═════ Provided records
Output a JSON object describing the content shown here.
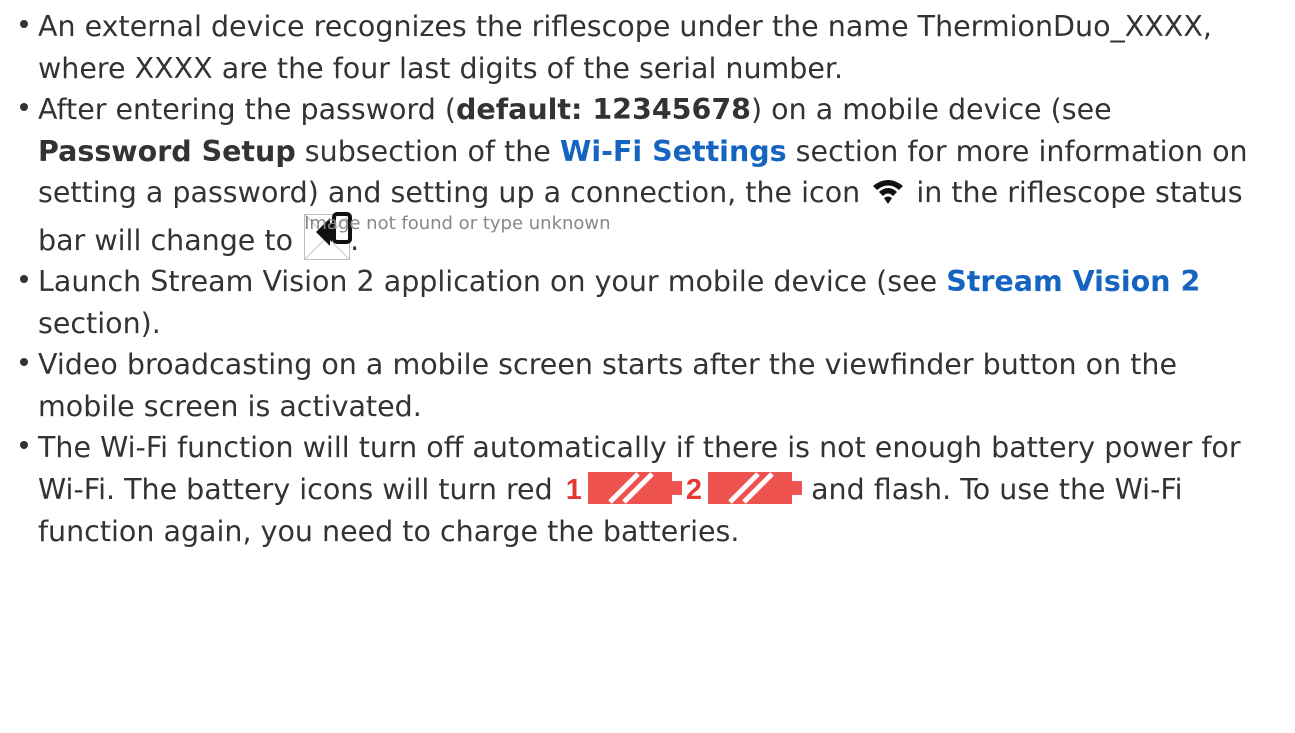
{
  "bullets": {
    "b1": {
      "text": "An external device recognizes the riflescope under the name ThermionDuo_XXXX, where XXXX are the four last digits of the serial number."
    },
    "b2": {
      "pre1": "After entering the password (",
      "bold_default": "default: 12345678",
      "pre2": ") on a mobile device (see ",
      "bold_password_setup": "Password Setup",
      "pre3": " subsection of the ",
      "link_wifi_settings": "Wi-Fi Settings",
      "pre4": " section for more information on setting a password) and setting up a connection, the icon ",
      "pre5": " in the riflescope status bar will change to ",
      "broken_image_alt": "Image not found or type unknown",
      "end": "."
    },
    "b3": {
      "pre1": "Launch Stream Vision 2 application on your mobile device (see ",
      "link_stream_vision": "Stream Vision 2",
      "end": " section)."
    },
    "b4": {
      "text": "Video broadcasting on a mobile screen starts after the viewfinder button on the mobile screen is activated."
    },
    "b5": {
      "pre1": "The Wi-Fi function will turn off automatically if there is not enough battery power for Wi-Fi. The battery icons will turn red ",
      "battery1_label": "1",
      "battery2_label": "2",
      "end": " and flash. To use the Wi-Fi function again, you need to charge the batteries."
    }
  },
  "icons": {
    "wifi": "wifi-icon",
    "wifi_phone": "wifi-phone-icon",
    "battery_empty": "battery-empty-icon",
    "broken_image": "broken-image-icon"
  },
  "colors": {
    "text": "#333333",
    "link": "#1565c0",
    "alert_red": "#e53935"
  }
}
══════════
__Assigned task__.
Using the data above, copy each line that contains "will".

__Task answer__.
      "pre5": " in the riflescope status bar will change to ",
      "pre1": "The Wi-Fi function will turn off automatically if there is not enough battery power for Wi-Fi. The battery icons will turn red ",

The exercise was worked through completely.